### What is needed
Could you report every line from the entries that includes the word "data"?

### Supplied information
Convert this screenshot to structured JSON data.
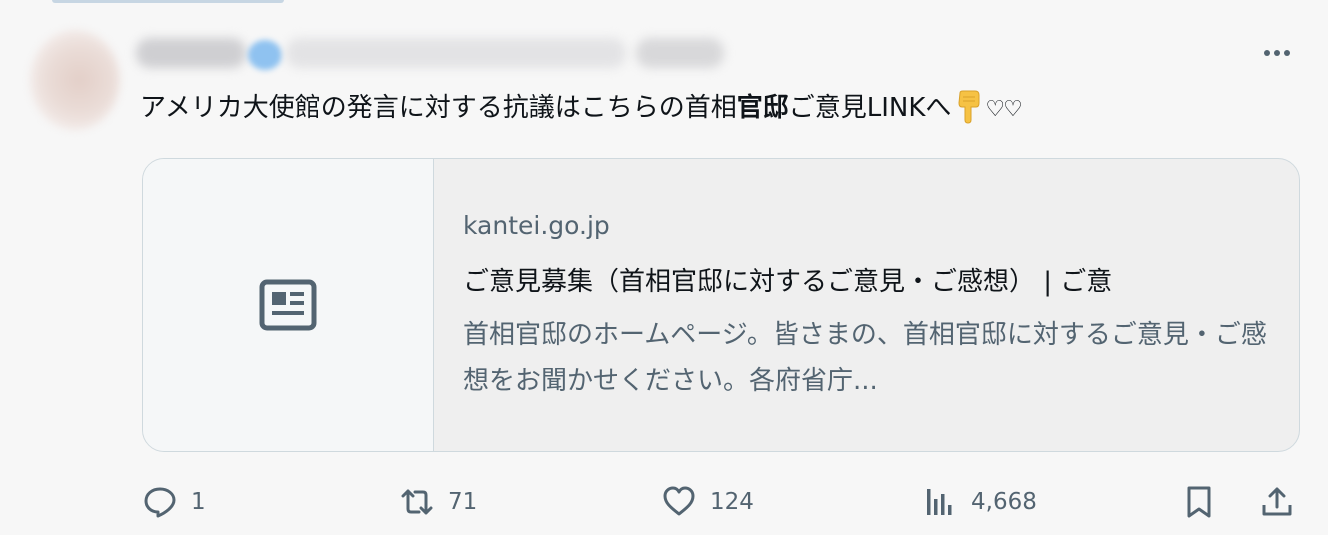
{
  "tweet": {
    "text_prefix": "アメリカ大使館の発言に対する抗議はこちらの首相",
    "text_bold": "官邸",
    "text_suffix": "ご意見LINKへ",
    "hearts": "♡♡",
    "emoji": "backhand-index-pointing-down"
  },
  "card": {
    "domain": "kantei.go.jp",
    "title": "ご意見募集（首相官邸に対するご意見・ご感想） | ご意",
    "description": "首相官邸のホームページ。皆さまの、首相官邸に対するご意見・ご感想をお聞かせください。各府省庁..."
  },
  "actions": {
    "replies": "1",
    "retweets": "71",
    "likes": "124",
    "views": "4,668"
  },
  "icons": [
    "more-icon",
    "article-icon",
    "reply-icon",
    "retweet-icon",
    "like-icon",
    "views-icon",
    "bookmark-icon",
    "share-icon"
  ],
  "colors": {
    "text": "#0f1419",
    "secondary": "#536471",
    "border": "#cfd9de",
    "background": "#f7f7f7"
  }
}
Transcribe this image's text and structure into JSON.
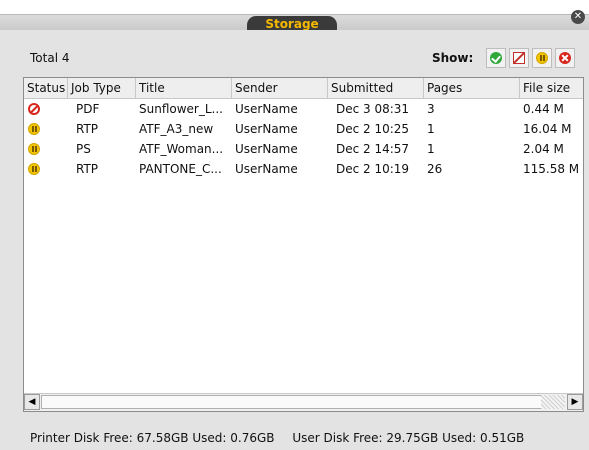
{
  "window": {
    "tab_title": "Storage",
    "close_icon": "close-icon"
  },
  "summary": {
    "total": "Total 4"
  },
  "filters": {
    "label": "Show:",
    "buttons": [
      {
        "name": "filter-completed",
        "icon": "check-icon"
      },
      {
        "name": "filter-deleted",
        "icon": "deleted-icon"
      },
      {
        "name": "filter-paused",
        "icon": "pause-icon"
      },
      {
        "name": "filter-error",
        "icon": "error-icon"
      }
    ]
  },
  "table": {
    "columns": [
      "Status",
      "Job Type",
      "Title",
      "Sender",
      "Submitted",
      "Pages",
      "File size"
    ],
    "rows": [
      {
        "status": "cancelled",
        "job_type": "PDF",
        "title": "Sunflower_L...",
        "sender": "UserName",
        "submitted": "Dec 3 08:31",
        "pages": "3",
        "file_size": "0.44 M"
      },
      {
        "status": "paused",
        "job_type": "RTP",
        "title": "ATF_A3_new",
        "sender": "UserName",
        "submitted": "Dec 2 10:25",
        "pages": "1",
        "file_size": "16.04 M"
      },
      {
        "status": "paused",
        "job_type": "PS",
        "title": "ATF_Woman...",
        "sender": "UserName",
        "submitted": "Dec 2 14:57",
        "pages": "1",
        "file_size": "2.04 M"
      },
      {
        "status": "paused",
        "job_type": "RTP",
        "title": "PANTONE_C...",
        "sender": "UserName",
        "submitted": "Dec 2 10:19",
        "pages": "26",
        "file_size": "115.58 M"
      }
    ]
  },
  "footer": {
    "printer_disk": "Printer Disk Free: 67.58GB Used: 0.76GB",
    "user_disk": "User Disk Free: 29.75GB Used: 0.51GB"
  },
  "colors": {
    "accent_tab_text": "#f5b800",
    "ok": "#2fa83a",
    "paused": "#f3c400",
    "error": "#d9261c"
  }
}
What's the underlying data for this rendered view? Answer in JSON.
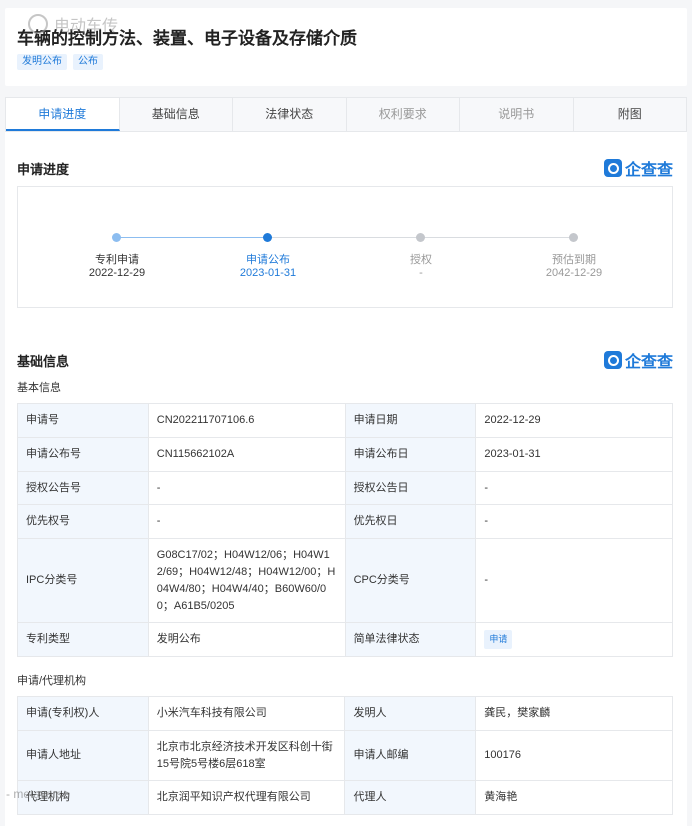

### Finished exercise
Convert this screenshot to structured JSON data.
What's the underlying data for this rendered view? Answer in JSON.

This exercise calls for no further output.